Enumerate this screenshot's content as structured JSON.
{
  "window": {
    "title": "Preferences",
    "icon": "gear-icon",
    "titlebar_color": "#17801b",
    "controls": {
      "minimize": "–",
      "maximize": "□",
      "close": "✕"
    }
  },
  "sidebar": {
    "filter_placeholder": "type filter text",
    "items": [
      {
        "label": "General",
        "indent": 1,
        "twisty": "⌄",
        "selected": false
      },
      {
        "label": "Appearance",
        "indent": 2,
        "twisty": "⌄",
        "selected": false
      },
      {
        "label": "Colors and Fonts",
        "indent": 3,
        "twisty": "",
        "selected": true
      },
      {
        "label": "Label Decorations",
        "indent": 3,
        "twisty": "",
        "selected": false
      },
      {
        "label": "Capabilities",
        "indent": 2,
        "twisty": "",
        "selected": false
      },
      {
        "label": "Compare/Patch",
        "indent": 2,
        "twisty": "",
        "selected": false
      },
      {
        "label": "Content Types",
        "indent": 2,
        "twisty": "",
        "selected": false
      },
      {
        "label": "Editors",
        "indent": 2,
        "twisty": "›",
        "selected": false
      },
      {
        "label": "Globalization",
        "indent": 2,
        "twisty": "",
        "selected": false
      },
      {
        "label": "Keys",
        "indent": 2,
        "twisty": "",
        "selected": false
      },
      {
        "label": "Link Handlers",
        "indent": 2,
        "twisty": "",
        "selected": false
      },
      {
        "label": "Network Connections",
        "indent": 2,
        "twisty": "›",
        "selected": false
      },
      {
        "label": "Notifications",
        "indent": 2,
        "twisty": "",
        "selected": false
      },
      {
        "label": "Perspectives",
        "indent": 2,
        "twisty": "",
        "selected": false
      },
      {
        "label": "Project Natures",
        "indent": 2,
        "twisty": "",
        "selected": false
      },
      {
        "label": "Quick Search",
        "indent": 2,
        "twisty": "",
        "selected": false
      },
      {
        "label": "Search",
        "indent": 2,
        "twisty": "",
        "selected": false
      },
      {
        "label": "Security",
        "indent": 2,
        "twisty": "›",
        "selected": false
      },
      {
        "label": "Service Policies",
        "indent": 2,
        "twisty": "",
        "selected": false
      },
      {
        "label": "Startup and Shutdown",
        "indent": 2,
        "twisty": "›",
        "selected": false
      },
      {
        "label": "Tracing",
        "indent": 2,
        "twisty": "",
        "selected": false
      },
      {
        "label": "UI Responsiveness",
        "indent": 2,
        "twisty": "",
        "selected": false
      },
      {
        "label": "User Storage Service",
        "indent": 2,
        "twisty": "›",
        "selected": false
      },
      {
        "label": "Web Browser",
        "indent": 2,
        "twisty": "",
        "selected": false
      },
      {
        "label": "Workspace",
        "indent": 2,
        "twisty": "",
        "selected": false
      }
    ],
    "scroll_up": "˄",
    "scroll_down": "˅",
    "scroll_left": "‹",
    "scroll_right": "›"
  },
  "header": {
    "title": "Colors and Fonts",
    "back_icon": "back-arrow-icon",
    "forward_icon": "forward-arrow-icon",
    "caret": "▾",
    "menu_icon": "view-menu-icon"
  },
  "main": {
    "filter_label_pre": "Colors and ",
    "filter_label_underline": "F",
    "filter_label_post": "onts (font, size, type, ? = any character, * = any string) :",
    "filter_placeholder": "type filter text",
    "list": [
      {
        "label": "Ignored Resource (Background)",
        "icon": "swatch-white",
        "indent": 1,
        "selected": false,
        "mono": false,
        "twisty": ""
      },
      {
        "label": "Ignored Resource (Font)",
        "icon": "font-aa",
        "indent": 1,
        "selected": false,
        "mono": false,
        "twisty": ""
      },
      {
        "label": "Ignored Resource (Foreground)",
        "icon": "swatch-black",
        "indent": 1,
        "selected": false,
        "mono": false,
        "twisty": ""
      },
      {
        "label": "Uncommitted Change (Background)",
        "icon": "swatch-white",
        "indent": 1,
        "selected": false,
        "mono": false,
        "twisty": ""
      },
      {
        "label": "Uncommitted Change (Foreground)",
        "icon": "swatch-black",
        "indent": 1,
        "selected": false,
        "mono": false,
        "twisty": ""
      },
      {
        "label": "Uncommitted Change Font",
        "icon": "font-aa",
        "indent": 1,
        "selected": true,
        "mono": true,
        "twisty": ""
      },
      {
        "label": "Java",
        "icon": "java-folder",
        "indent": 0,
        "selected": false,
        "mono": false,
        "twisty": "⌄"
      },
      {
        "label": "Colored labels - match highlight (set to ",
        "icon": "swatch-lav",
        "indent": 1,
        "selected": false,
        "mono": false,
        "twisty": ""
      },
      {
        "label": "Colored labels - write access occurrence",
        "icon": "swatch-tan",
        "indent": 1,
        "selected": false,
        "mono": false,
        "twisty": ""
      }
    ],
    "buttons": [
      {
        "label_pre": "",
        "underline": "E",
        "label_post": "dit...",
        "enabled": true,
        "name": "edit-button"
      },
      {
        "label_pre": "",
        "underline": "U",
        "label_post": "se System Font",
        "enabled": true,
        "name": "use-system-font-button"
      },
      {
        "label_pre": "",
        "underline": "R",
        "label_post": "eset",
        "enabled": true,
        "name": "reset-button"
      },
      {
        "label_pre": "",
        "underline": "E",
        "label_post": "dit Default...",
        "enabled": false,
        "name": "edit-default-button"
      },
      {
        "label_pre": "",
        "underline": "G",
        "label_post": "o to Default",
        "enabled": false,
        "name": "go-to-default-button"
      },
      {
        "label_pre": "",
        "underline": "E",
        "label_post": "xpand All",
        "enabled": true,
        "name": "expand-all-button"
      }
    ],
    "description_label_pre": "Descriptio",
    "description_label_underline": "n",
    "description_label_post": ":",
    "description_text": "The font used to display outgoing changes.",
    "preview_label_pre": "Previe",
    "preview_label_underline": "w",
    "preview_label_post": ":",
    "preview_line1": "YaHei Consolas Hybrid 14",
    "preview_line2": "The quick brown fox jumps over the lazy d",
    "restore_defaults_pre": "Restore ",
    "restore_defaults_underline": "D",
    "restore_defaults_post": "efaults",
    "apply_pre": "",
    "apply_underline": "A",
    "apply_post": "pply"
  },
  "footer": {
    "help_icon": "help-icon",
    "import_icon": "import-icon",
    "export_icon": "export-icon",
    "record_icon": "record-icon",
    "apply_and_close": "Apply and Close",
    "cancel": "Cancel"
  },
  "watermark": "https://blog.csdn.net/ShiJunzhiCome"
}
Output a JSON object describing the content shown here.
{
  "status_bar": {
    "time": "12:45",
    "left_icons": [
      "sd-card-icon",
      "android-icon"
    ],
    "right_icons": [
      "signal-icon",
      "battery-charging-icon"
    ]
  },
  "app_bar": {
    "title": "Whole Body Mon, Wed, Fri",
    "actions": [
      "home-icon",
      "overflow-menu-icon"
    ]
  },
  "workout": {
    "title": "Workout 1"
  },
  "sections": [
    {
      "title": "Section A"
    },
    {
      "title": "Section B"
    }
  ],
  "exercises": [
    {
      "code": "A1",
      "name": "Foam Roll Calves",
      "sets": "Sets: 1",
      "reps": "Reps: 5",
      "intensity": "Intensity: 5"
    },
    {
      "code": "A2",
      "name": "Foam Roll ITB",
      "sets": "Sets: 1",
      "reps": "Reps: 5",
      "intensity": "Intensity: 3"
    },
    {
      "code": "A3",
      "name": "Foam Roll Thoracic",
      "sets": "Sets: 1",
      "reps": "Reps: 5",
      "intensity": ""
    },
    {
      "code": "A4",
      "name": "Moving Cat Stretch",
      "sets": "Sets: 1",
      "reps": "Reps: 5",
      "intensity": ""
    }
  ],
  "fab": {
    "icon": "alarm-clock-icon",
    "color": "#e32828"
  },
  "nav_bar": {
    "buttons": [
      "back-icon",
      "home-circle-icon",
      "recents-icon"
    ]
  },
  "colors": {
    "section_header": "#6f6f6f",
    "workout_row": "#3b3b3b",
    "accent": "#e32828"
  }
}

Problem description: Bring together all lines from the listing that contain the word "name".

Task output:
        "name": "edit-button"
        "name": "use-system-font-button"
        "name": "reset-button"
        "name": "edit-default-button"
        "name": "go-to-default-button"
        "name": "expand-all-button"
      "name": "Foam Roll Calves",
      "name": "Foam Roll ITB",
      "name": "Foam Roll Thoracic",
      "name": "Moving Cat Stretch",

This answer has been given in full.